“We have been here forever and we know the natural cycle of things,” said Maori leader Catherine Davis. “We know when there is a blip, we know when there is a glitch. We know when something is going down in terms of sustainability. So we need to be heard more clearly.”

For more information on the International Day of the Worlds Indigenous Peoples, August 9, 2017.


Energy Sprawl Solutions

Predictions show a 65 percent increase in energy demand by 2050. To ensure a path to a stable climate, the world must increase its renewable energy development dramatically. With smart large-scale planning along the way, we can ensure this development solves for the challenge of “energy sprawl”—the land and water area required for energy production. In doing so, we can reduce the land-use footprint of needed energy sources, safeguard ecosystem-services and biodiversity, and even potentially accelerate the transition to renewables.
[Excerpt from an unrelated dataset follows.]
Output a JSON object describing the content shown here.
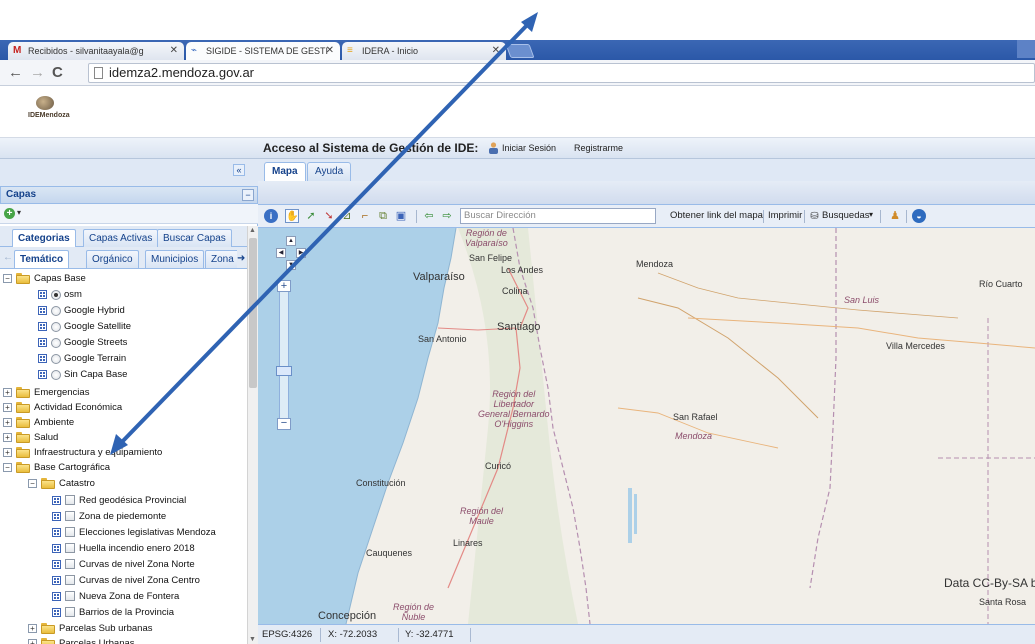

Explore our interactive tool to visualize trade-offs between CO2 emissions and land use based on the world’s projected energy demand. And take a look at a series of short case studies spotlighting actions countries are already taking to repower the planet in a sustainable way.



Study Finds Drought Recoveries Taking Longer


14 August 2017. As global temperatures continue to rise, droughts are expected to become more frequent and severe in many regions during this century. A new study with NASA participation finds that land ecosystems took progressively longer to recover from droughts in the 20th century, and incomplete drought recovery may become the new normal in some areas, possibly leading to tree death and increased emissions of greenhouse gases.

In results published Aug. 10 in the journal Nature, a research team led by Christopher Schwalm of Woods Hole Research Center, Falmouth, Massachusetts, and including a scientist from NASA’s Jet Propulsion Laboratory, Pasadena, California, measured recovery time following droughts in various regions of the world. They used projections from climate models verified by observations from the Moderate Resolution Imaging Spectroradiometer (MODIS) instrument on NASA’s Terra satellite and ground measurements. The researchers found that drought recovery was taking longer in all land areas. In two particularly vulnerable regions -- the tropics and northern high latitudes -- recovery took ever longer than in other regions.

Schwalm noted that in model projections that assumed no new restrictions on greenhouse gas emissions (the so-called business-as-usual scenario), "Time between drought events will likely become shorter than the time needed for land ecosystems to recover from them.”

”Using the vantage point of space, we can see all of Earth’s forests and other ecosystems getting hit repeatedly and increasingly by droughts,” said study co-author Josh Fisher of JPL. “Some of these ecosystems recover, but, with increasing frequency, others do not. Data from our ‘eyes’ in space allow us to verify our simulations of past and current climate, which, in turn, helps us reduce uncertainties in projections of future climate.”

The scientists argue that recovery time is a crucial metric for assessing the resilience of ecosystems, shaping the odds of crossing a tipping point after which trees begin to die. Shorter times between droughts, combined with longer drought recovery times, may lead to widespread tree death, decreasing the ability of land areas to absorb atmospheric carbon.

The research is funded by the National Science Foundation and NASA. Other participating institutions include Northern Arizona University, Flagstaff; the University of Utah, Salt Lake City; Carnegie Institution for Science, Stanford, California; the University of New Mexico, Albuquerque; the U.S. Forest Service, Ogden, Utah; Arable Labs Inc., Princeton, New Jersey; the National Snow and Ice Data Center, Boulder, Colorado; Oak Ridge National Laboratory, Oak Ridge, Tennessee; the University of Maine, Orono; Pacific Northwest National Laboratory, Richland, Washington; the University of Illinois, Urbana; the University of Nevada, Reno; and Auburn University, Auburn, Alabama.

Updated 15 August 2017